> _WHAT THE TASK REQUIRES_
Across the listing that follows, work out how many lines carry the string "Below". Provide that number and nothing else.

> _RECORDS FOR THE TASK_

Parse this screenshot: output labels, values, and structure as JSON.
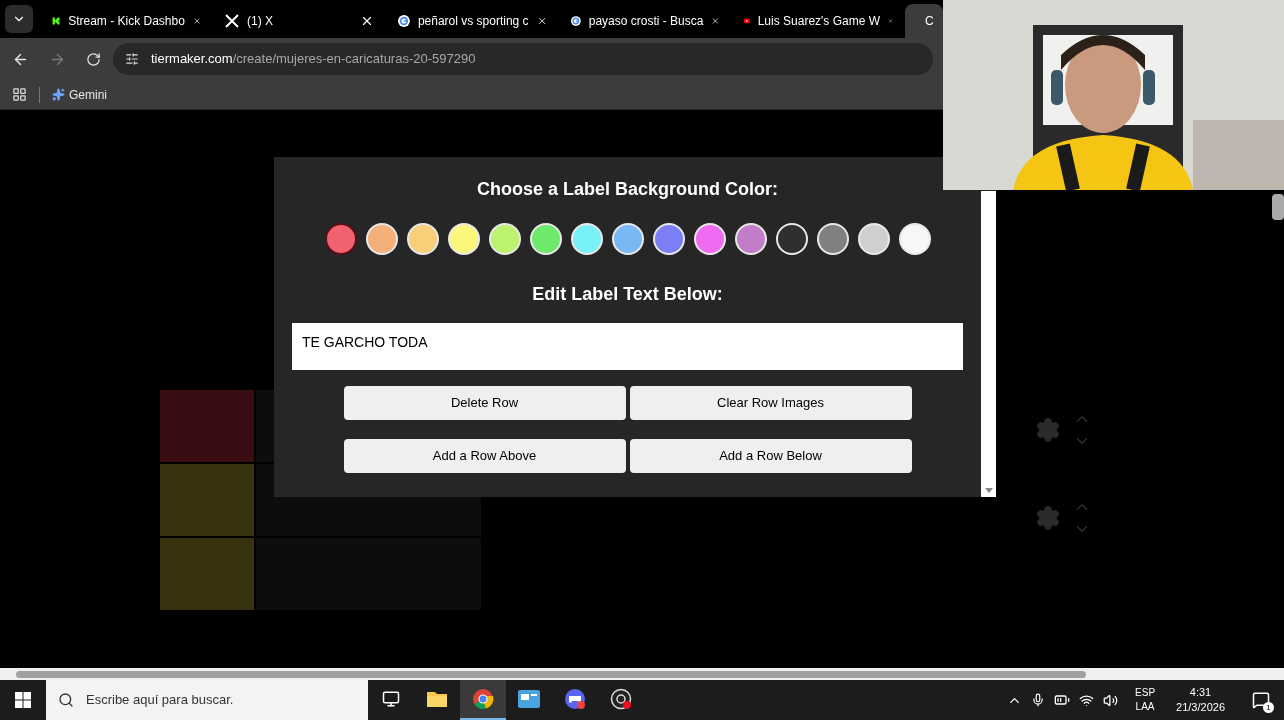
{
  "tabs": [
    {
      "title": "Stream - Kick Dashbo",
      "kind": "kick",
      "selected": false
    },
    {
      "title": "(1) X",
      "kind": "x",
      "selected": false
    },
    {
      "title": "peñarol vs sporting c",
      "kind": "google",
      "selected": false
    },
    {
      "title": "payaso crosti - Busca",
      "kind": "google",
      "selected": false
    },
    {
      "title": "Luis Suarez's Game W",
      "kind": "youtube",
      "selected": false
    },
    {
      "title": "C",
      "kind": "tiermaker",
      "selected": true
    }
  ],
  "address": {
    "host": "tiermaker.com",
    "path": "/create/mujeres-en-caricaturas-20-597290"
  },
  "bookmarks": [
    "Gemini"
  ],
  "modal": {
    "color_title": "Choose a Label Background Color:",
    "colors": [
      {
        "color": "#f0626e",
        "selected": true
      },
      {
        "color": "#f5b07a",
        "selected": false
      },
      {
        "color": "#f7cf78",
        "selected": false
      },
      {
        "color": "#fbf77a",
        "selected": false
      },
      {
        "color": "#bdf26e",
        "selected": false
      },
      {
        "color": "#6ee96a",
        "selected": false
      },
      {
        "color": "#78f2f7",
        "selected": false
      },
      {
        "color": "#7ab8f5",
        "selected": false
      },
      {
        "color": "#7b7ef5",
        "selected": false
      },
      {
        "color": "#f16af2",
        "selected": false
      },
      {
        "color": "#c27dc9",
        "selected": false
      },
      {
        "color": "#2f2f2f",
        "selected": false
      },
      {
        "color": "#808080",
        "selected": false
      },
      {
        "color": "#cfcfcf",
        "selected": false
      },
      {
        "color": "#f7f7f7",
        "selected": false
      }
    ],
    "text_title": "Edit Label Text Below:",
    "label_text": "TE GARCHO TODA",
    "buttons": [
      "Delete Row",
      "Clear Row Images",
      "Add a Row Above",
      "Add a Row Below"
    ]
  },
  "tier_rows": [
    {
      "color": "#3a0d12"
    },
    {
      "color": "#3a3310"
    },
    {
      "color": "#38330e"
    }
  ],
  "taskbar": {
    "search_placeholder": "Escribe aquí para buscar.",
    "apps": [
      {
        "kind": "taskview",
        "active": false
      },
      {
        "kind": "explorer",
        "active": false
      },
      {
        "kind": "chrome",
        "active": true
      },
      {
        "kind": "app",
        "active": false
      },
      {
        "kind": "discord",
        "active": false
      },
      {
        "kind": "obs",
        "active": false
      }
    ],
    "language": "ESP",
    "layout": "LAA",
    "time": "4:31",
    "date": "21/3/2026",
    "notifications": "1"
  }
}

> _TASK OUTPUT_
2